▶ [Instructions to follow]
Starting with the first line, output the data exactly, through to the last line.

Excerpts from an interface dataset:
[Start of Attachment]

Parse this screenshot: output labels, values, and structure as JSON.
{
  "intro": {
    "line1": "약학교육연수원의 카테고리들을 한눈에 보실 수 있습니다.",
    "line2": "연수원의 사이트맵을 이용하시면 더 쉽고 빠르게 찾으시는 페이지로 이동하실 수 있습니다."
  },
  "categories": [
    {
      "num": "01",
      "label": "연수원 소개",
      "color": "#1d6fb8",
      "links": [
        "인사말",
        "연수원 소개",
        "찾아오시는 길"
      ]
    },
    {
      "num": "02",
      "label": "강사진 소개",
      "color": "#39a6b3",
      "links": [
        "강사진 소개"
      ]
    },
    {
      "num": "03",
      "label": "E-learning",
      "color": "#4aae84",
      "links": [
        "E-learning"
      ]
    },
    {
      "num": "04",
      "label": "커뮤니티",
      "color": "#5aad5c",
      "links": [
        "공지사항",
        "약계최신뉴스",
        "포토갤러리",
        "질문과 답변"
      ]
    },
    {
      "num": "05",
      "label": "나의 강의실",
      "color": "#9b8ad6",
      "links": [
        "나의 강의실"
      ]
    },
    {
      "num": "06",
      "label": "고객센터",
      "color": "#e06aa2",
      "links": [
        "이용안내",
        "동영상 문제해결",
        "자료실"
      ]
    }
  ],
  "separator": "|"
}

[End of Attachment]

▶ [Answer box]
Parse this screenshot: output labels, values, and structure as JSON.
{
  "intro": {
    "line1": "약학교육연수원의 카테고리들을 한눈에 보실 수 있습니다.",
    "line2": "연수원의 사이트맵을 이용하시면 더 쉽고 빠르게 찾으시는 페이지로 이동하실 수 있습니다."
  },
  "categories": [
    {
      "num": "01",
      "label": "연수원 소개",
      "color": "#1d6fb8",
      "links": [
        "인사말",
        "연수원 소개",
        "찾아오시는 길"
      ]
    },
    {
      "num": "02",
      "label": "강사진 소개",
      "color": "#39a6b3",
      "links": [
        "강사진 소개"
      ]
    },
    {
      "num": "03",
      "label": "E-learning",
      "color": "#4aae84",
      "links": [
        "E-learning"
      ]
    },
    {
      "num": "04",
      "label": "커뮤니티",
      "color": "#5aad5c",
      "links": [
        "공지사항",
        "약계최신뉴스",
        "포토갤러리",
        "질문과 답변"
      ]
    },
    {
      "num": "05",
      "label": "나의 강의실",
      "color": "#9b8ad6",
      "links": [
        "나의 강의실"
      ]
    },
    {
      "num": "06",
      "label": "고객센터",
      "color": "#e06aa2",
      "links": [
        "이용안내",
        "동영상 문제해결",
        "자료실"
      ]
    }
  ],
  "separator": "|"
}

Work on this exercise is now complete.